The SMART-TD general chairmen who wrote to UP said they would not participate in meetings with management next month and is taking a wait and see attitude on meetings scheduled for September and November.
The general chairmen also said they were skeptical about ongoing negotiations, including talks on Auxiliary Work and Training Status crew boards, which are an alternative to furloughs. Under AWTS, employees who would otherwise be furloughed go onto a separate auxiliary board where they’re guaranteed full benefits plus a minimum of eight days pay per month.
When traffic picks back up, employees are called back to full-time status. The program, negotiated on a territory-by-territory basis, once covered nearly 80% of UP’s train crews and improved retention during downturns. But UP cut the auxiliary boards as a cost-saving move during its shift to PSR.
“Union Pacific currently has AWTS boards in place for approximately 50% of our workforce,” Tysver says. “We are in discussions with labor and evaluating where it makes sense to deploy this or other mechanisms to help maintain our workforce.”
The Brotherhood of Locomotive Engineers and Trainmen took a more diplomatic stance than TTD and the SMART-TD general chairmen.

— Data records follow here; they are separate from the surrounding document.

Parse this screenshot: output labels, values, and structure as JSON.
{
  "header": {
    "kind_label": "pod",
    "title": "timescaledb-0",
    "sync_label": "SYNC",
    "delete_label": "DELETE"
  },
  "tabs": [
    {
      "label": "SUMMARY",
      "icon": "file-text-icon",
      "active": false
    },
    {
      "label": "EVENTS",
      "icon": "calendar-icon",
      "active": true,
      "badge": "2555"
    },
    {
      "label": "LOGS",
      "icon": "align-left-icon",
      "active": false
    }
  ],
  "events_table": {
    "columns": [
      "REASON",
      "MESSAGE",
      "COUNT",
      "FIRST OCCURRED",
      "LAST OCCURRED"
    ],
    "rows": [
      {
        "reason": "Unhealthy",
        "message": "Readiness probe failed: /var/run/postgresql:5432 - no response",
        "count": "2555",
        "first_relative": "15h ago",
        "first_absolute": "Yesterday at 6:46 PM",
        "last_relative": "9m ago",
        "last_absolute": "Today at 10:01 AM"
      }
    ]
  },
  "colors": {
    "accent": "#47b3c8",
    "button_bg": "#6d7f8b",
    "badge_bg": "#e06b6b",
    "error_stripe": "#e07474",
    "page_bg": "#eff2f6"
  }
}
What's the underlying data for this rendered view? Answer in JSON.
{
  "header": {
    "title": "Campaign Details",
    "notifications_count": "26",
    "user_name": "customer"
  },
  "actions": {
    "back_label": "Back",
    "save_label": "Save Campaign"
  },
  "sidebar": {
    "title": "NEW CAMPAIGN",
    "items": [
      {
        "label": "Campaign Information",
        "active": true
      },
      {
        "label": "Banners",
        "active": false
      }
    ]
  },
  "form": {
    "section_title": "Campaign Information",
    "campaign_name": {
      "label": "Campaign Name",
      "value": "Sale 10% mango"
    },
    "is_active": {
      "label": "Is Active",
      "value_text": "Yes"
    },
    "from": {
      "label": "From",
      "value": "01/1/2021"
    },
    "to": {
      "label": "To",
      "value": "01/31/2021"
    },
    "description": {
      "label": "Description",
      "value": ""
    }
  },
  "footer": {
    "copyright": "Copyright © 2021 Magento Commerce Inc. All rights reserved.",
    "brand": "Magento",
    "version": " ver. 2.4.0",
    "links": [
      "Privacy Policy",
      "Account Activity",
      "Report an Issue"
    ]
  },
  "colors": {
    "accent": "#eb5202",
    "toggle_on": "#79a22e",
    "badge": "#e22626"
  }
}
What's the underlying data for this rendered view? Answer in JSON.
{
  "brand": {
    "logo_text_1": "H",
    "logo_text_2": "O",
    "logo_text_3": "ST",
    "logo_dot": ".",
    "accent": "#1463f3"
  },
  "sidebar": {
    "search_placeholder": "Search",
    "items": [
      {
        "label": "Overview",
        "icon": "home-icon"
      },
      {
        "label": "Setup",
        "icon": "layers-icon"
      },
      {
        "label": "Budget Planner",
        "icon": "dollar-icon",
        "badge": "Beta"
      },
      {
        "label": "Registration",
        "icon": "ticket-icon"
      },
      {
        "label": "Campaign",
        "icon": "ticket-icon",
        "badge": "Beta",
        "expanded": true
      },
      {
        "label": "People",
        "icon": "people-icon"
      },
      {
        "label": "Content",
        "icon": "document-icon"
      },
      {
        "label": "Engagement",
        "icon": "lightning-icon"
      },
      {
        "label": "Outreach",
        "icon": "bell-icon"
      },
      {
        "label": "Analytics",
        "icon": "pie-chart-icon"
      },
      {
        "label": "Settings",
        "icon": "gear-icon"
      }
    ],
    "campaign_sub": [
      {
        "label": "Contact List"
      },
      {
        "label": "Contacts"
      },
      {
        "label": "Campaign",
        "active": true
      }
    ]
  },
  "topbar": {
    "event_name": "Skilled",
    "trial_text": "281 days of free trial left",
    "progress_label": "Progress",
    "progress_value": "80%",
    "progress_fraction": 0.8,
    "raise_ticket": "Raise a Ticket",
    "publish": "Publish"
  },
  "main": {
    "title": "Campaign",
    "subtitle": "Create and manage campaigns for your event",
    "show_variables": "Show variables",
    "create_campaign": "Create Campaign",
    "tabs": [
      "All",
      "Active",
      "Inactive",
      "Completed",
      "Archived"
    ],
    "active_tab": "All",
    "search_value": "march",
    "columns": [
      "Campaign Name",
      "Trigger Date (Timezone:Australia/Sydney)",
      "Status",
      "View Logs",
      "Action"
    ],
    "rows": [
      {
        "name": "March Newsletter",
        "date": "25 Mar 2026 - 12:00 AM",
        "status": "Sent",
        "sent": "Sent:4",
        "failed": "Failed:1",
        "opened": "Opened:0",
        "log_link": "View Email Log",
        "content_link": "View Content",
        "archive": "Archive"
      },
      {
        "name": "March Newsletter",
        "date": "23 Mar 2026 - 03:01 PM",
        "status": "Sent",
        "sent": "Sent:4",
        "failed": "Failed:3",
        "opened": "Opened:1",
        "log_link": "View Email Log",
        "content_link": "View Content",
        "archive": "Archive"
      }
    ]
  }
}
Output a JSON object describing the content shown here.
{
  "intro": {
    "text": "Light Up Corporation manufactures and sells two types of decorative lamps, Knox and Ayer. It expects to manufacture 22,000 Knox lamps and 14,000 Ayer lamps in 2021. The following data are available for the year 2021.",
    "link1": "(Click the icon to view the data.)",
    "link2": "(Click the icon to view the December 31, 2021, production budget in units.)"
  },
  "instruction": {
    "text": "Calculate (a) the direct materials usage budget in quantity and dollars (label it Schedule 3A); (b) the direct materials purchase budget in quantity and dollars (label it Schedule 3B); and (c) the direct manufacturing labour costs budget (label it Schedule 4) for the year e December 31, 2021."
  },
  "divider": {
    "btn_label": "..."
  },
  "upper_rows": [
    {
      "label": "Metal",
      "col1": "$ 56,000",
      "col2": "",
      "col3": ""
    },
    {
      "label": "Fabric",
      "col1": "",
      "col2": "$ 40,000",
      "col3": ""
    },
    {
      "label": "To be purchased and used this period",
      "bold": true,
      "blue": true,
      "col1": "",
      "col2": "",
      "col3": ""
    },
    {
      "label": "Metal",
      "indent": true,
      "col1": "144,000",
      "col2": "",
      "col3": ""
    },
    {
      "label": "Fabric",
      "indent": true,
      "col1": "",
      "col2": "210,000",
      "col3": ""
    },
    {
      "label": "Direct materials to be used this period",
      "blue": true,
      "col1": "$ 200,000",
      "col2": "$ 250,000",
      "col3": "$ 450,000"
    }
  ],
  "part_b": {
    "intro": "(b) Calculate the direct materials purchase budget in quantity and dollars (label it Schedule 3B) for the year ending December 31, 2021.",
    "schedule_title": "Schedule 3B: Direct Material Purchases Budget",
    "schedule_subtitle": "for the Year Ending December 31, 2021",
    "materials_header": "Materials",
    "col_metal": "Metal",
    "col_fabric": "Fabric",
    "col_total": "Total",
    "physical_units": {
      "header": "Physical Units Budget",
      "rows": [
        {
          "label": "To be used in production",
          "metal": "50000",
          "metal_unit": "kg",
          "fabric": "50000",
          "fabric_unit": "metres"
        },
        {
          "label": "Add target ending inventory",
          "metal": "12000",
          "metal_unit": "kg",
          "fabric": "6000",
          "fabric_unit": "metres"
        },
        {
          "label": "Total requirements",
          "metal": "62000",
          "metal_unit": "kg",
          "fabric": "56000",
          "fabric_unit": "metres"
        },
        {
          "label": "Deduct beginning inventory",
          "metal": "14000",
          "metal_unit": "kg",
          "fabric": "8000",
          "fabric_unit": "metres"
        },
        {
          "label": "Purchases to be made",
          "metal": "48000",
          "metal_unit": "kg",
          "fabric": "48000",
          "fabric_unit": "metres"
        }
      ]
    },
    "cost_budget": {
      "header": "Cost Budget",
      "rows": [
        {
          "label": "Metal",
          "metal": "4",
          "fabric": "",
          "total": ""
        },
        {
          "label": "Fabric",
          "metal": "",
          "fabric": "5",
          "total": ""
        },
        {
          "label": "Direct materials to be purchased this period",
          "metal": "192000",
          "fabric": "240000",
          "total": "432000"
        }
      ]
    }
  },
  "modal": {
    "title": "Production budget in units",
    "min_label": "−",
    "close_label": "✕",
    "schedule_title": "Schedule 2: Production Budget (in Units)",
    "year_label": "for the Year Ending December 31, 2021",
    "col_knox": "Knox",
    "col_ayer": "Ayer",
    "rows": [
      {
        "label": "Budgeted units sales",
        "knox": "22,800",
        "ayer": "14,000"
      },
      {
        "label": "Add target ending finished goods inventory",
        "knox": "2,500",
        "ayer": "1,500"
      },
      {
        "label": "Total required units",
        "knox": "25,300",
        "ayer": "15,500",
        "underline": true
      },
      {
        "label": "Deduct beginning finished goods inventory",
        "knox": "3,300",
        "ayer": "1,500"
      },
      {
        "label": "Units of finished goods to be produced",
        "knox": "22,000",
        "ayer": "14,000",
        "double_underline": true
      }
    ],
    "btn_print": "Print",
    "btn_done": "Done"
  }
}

“I worked as a locomotive engineer at Union Pacific in the years when Jim Vena was serving as chief operating officer. Today, as the president of the Brotherhood of Locomotive Engineers and Trainmen, I look forward to working with him in his new role as CEO,” BLET President Edward Hall said in a statement.
“In 2023, UP reached agreements with BLET to improve both scheduling and sick leave. We would like to see continued progress, including necessary changes to the Precision Scheduled Railroading operating model. Few people alive know more about PSR than Vena. He should be fully aware of its failings. If not, rest assured, we will make him aware.”
UP announced Vena’s selection on July 26, five months after one of UP’s largest investors publicly demanded that the board oust CEO Lance Fritz and hire Vena as his replacement. Soroban Capital Partners was critical of UP’s performance under Fritz and noted that the railroad’s operations and service quickly improved during Vena’s two-year tenure as chief operating officer, only to falter after his departure.
Vena spent four decades at Canadian National, rising from a brakeman to chief operating officer. CN posted a record low operating ratio and its best safety performance while Vena was chief operating officer from 2013-2016.